* [AIM OF THE TASK]: I would like every line of the records below that contains the word "icon" copied.

* [GIVEN DATA]:
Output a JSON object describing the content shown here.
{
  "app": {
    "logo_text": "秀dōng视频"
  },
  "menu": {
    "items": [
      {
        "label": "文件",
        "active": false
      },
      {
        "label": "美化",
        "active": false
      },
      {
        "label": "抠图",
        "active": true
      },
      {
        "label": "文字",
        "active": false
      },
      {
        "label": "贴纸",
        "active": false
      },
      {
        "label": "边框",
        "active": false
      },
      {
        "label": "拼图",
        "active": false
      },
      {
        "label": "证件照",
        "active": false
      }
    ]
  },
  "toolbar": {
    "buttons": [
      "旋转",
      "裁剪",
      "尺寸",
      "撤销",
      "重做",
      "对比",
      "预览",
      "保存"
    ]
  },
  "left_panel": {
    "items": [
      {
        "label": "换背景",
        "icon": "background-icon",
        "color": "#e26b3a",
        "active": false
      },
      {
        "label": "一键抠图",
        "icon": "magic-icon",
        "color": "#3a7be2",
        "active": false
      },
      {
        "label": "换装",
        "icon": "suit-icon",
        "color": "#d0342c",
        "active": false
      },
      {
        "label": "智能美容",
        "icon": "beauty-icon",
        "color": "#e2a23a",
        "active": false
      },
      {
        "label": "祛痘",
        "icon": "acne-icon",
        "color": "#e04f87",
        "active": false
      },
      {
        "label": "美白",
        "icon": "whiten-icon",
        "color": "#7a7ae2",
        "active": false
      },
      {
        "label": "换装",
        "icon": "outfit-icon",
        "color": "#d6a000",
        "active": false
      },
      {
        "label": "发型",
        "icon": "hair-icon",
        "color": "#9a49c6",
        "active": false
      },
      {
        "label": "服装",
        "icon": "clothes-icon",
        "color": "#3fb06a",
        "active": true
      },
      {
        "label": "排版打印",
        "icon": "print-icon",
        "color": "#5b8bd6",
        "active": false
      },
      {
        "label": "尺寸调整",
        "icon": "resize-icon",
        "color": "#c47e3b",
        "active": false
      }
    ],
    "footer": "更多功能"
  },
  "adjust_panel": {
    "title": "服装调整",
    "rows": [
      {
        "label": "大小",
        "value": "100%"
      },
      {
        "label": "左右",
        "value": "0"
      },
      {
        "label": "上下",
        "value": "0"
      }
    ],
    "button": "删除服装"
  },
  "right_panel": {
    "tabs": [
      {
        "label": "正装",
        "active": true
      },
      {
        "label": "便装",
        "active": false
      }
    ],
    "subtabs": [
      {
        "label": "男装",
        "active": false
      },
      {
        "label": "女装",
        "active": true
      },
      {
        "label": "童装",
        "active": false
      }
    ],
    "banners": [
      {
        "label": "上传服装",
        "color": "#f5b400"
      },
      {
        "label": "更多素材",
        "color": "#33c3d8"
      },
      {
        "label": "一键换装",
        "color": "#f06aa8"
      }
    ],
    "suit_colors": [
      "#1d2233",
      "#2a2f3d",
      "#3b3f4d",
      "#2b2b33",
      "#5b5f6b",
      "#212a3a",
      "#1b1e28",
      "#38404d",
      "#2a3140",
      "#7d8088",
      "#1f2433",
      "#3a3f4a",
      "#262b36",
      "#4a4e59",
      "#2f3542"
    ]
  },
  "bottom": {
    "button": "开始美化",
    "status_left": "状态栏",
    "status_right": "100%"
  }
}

* [ANSWER TO THE EXERCISE]:
        "icon": "background-icon",
        "icon": "magic-icon",
        "icon": "suit-icon",
        "icon": "beauty-icon",
        "icon": "acne-icon",
        "icon": "whiten-icon",
        "icon": "outfit-icon",
        "icon": "hair-icon",
        "icon": "clothes-icon",
        "icon": "print-icon",
        "icon": "resize-icon",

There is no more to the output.